(Data provided Opens)

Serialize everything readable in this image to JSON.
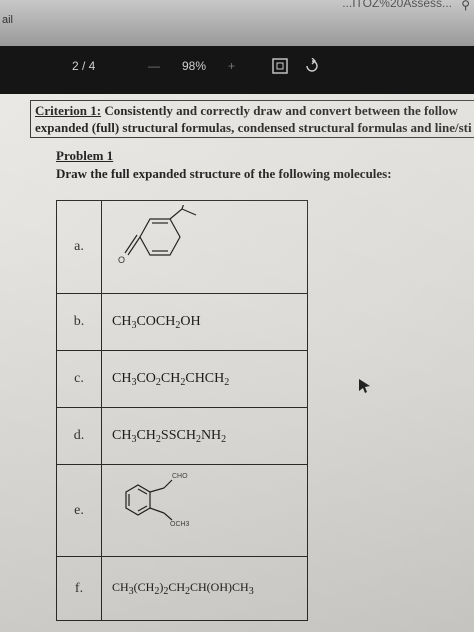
{
  "browser": {
    "url_fragment": "...ITOZ%20Assess...",
    "tab_label": "ail",
    "search_icon": "search-icon"
  },
  "viewer": {
    "page_indicator": "2 / 4",
    "minus": "—",
    "zoom": "98%",
    "plus": "+"
  },
  "criterion": {
    "label": "Criterion 1:",
    "line1_rest": " Consistently and correctly draw and convert between the follow",
    "line2": "expanded (full) structural formulas, condensed structural formulas and line/sti"
  },
  "problem": {
    "title": "Problem 1",
    "instruction": "Draw the full expanded structure of the following molecules:"
  },
  "rows": [
    {
      "label": "a.",
      "content": ""
    },
    {
      "label": "b.",
      "content": "CH3COCH2OH"
    },
    {
      "label": "c.",
      "content": "CH3CO2CH2CHCH2"
    },
    {
      "label": "d.",
      "content": "CH3CH2SSCH2NH2"
    },
    {
      "label": "e.",
      "content": ""
    },
    {
      "label": "f.",
      "content": "CH3(CH2)2CH2CH(OH)CH3"
    }
  ],
  "structure_e": {
    "top": "CHO",
    "bottom": "OCH3"
  },
  "structure_a": {
    "atom": "O"
  }
}
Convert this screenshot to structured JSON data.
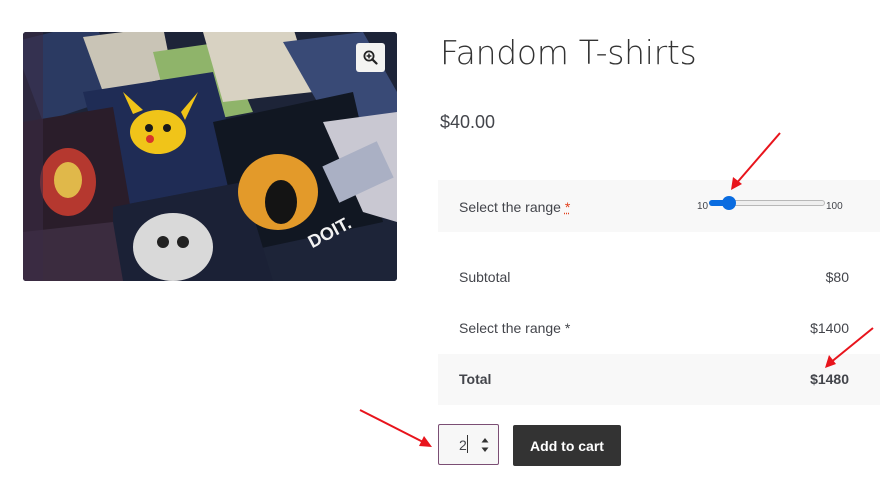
{
  "product": {
    "title": "Fandom T-shirts",
    "price": "$40.00",
    "image_alt": "Pile of printed fandom t-shirts",
    "image_print_text": "DOIT."
  },
  "range_field": {
    "label": "Select the range",
    "required_mark": "*",
    "min_label": "10",
    "max_label": "100",
    "value": 20,
    "min": 10,
    "max": 100
  },
  "totals": [
    {
      "label": "Subtotal",
      "value": "$80"
    },
    {
      "label": "Select the range *",
      "value": "$1400"
    },
    {
      "label": "Total",
      "value": "$1480"
    }
  ],
  "quantity": {
    "value": "2"
  },
  "add_to_cart_label": "Add to cart",
  "icons": {
    "zoom": "zoom-in-icon",
    "annotation": "red-arrow"
  },
  "colors": {
    "accent": "#0a6ce0",
    "button_bg": "#333333",
    "annotation": "#e8141c",
    "required": "#e2401c"
  }
}
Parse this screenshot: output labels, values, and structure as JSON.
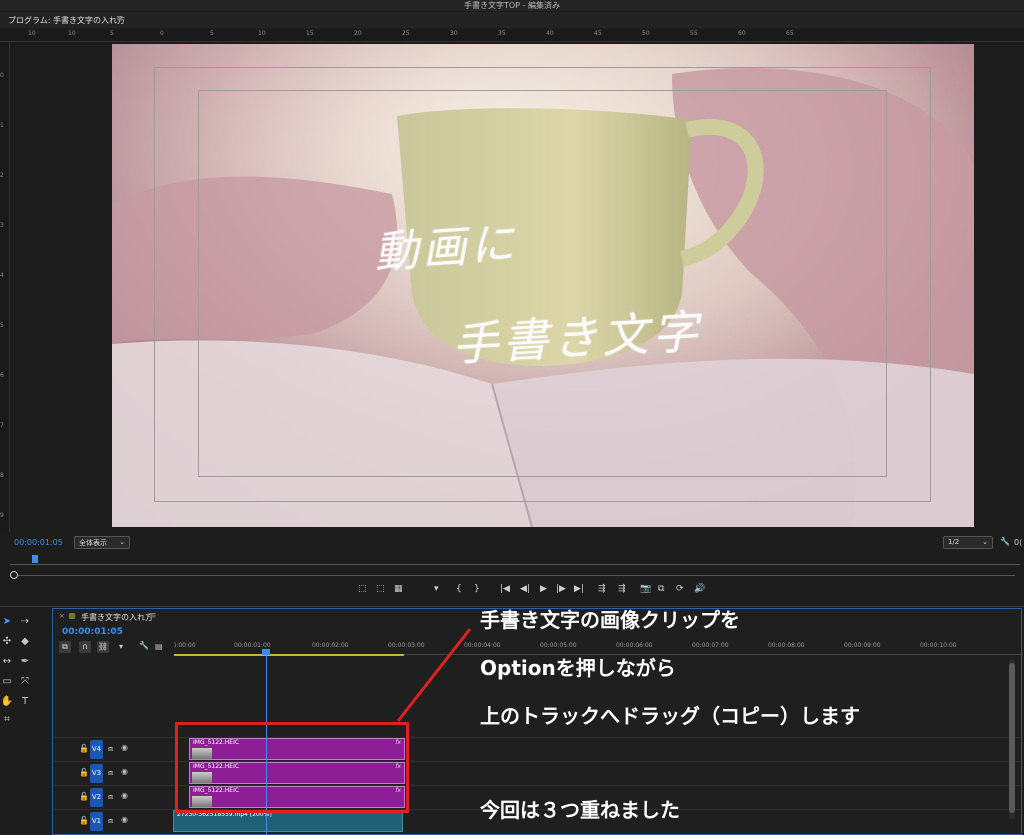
{
  "window": {
    "title": "手書き文字TOP - 編集済み"
  },
  "program_monitor": {
    "panel_title": "プログラム: 手書き文字の入れ方",
    "menu_glyph": "≡",
    "ruler_labels": [
      "10",
      "10",
      "5",
      "0",
      "5",
      "10",
      "15",
      "20",
      "25",
      "30",
      "35",
      "40",
      "45",
      "50",
      "55",
      "60",
      "65"
    ],
    "vruler_labels": [
      "0",
      "1",
      "2",
      "3",
      "4",
      "5",
      "6",
      "7",
      "8",
      "9"
    ],
    "overlay_text_line1": "動画に",
    "overlay_text_line2": "手書き文字",
    "timecode": "00:00:01:05",
    "zoom_select": "全体表示",
    "resolution_select": "1/2",
    "right_timecode_fragment": "0("
  },
  "transport": {
    "buttons": [
      "⬚",
      "⬚",
      "▦",
      "▾",
      "{",
      "}",
      "|◀",
      "◀|",
      "▶",
      "|▶",
      "▶|",
      "⇶",
      "⇶",
      "📷",
      "⧉",
      "⟳",
      "🔊"
    ]
  },
  "timeline": {
    "panel_title": "手書き文字の入れ方",
    "menu_glyph": "≡",
    "timecode": "00:00:01:05",
    "ruler": [
      "):00:00",
      "00:00:01:00",
      "00:00:02:00",
      "00:00:03:00",
      "00:00:04:00",
      "00:00:05:00",
      "00:00:06:00",
      "00:00:07:00",
      "00:00:08:00",
      "00:00:09:00",
      "00:00:10:00"
    ],
    "tracks": [
      {
        "name": "V4",
        "clip": "IMG_5122.HEIC",
        "fx": "fx"
      },
      {
        "name": "V3",
        "clip": "IMG_5122.HEIC",
        "fx": "fx"
      },
      {
        "name": "V2",
        "clip": "IMG_5122.HEIC",
        "fx": "fx"
      },
      {
        "name": "V1",
        "clip": "27230-362518559.mp4 [200%]"
      }
    ]
  },
  "annotation": {
    "line1": "手書き文字の画像クリップを",
    "line2": "Optionを押しながら",
    "line3": "上のトラックへドラッグ（コピー）します",
    "line4": "今回は３つ重ねました"
  },
  "colors": {
    "accent_blue": "#3d8ee8",
    "clip_purple": "#8e1e95",
    "clip_teal": "#1f6276",
    "highlight_red": "#e02020"
  }
}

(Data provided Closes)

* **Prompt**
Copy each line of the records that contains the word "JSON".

* **Exercise response**
Serialize everything readable in this image to JSON.
Convert this screenshot to structured JSON data.
Parse this screenshot: output labels, values, and structure as JSON.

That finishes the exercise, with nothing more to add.